In the book, I talk about the pre-Columbian agrarian communities like the ayllu — a traditional form of community in the Andes based upon self-sufficiency, communally-held territory and reciprocal forms of labor — that get mobilized and used to rebuild social relations, production, and democratic structures. I see these as imagined alternative lifeways which become sediments of history. In the introduction, I borrow from anthropologist Joanne Rappaport who describes in her book, Cumbe Reborn: Native Historical Interpretation in the Colombian Andes (1994) ancient Colombian narratives as “palimpsests, whose multiple presents overlay the pasts they seek to represent, pasts conveyed through careful selection of words and images.”

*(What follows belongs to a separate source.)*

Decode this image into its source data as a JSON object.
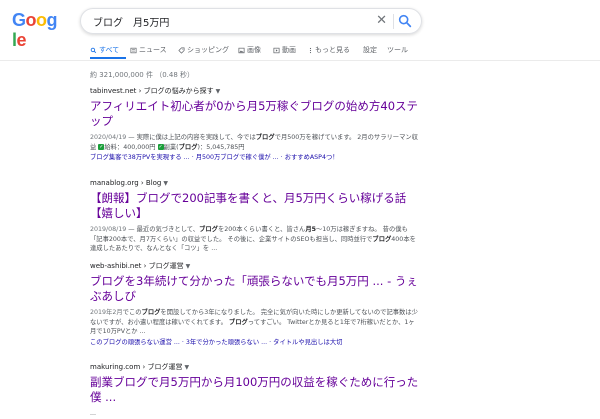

Indigeneity has become a powerful political force in contemporary Bolivia, a vehicle through which to understand historic forms of inequality, the continuities between colonial past and present, and the ways indigenous peoples respatialize agrarian communities post shocks of neoliberal reforms. Further, I trace cultural forms as they travel on marches and on demonstrations, from the grassroots to regional, national, and international spaces of organizing. I also look at the complicated and murky terrain of political uses of indigeneity and point to the many actors who have claimed authenticity, legitimacy through the use and costuming of all things Indigenous.
Evo Morales came out of the coca-grower movement in the Chapare of Bolivia. The coca-grower movements represented a mixed politics, a hybrid of classic sindicato or trade union forms with Indigenous-based discourses and strategies. The Cocaleros also used the idea of indigeneity as a political tool to stand against US policies that enforced zero coca policies through militarization. Coca farmers politicized discourses centering on Indians as original peoples who historically produced and consumed coca, in order to hold onto their lands and other critical resources, as well as their rights to cultivate this native crop.
It is no coincidence, then, that many of these practices of performing indigeneity would scale up to the level of the state with Morales’s election. He performed Andean rituals at the famous site of Puerta del Sol in Tiwanaku as he was inaugurated and recited the final words of Tupac Katari in the place where that martyr suffered his brutal death at the hands of the Spanish as he strove to initiate his agrarian revolution. Morales has used Andean Indigenous culture in order to justify state-based transformations. With every new law passed, he also performed some Andean ritual or tradition. However, in the book, I argue that these performances can often become cliché, used over and over by Morales, and when detached from any real structural reform, they also lose their historic significance and meaning.
MST has similarly performed indigeneity (as justification for claims to land) to mobilize displaced peasants, to rethink agrarian settlements and democratic structures. I believe that there is a fundamental difference, however, between localized projects with clear agendas and state cooptation of such practices and performances, particularly when indigeneity become free-floating signifier and detached its from territorial and historic context.
Nicole Fabricant is assistant professor of anthropology at Towson University. Her book, Mobilizing Bolivia’s Displaced: Indigenous Politics & the Struggle Over Land is now available from the University of North Carolina Press. This Q&A has been cross-posted on the UNC Press blog.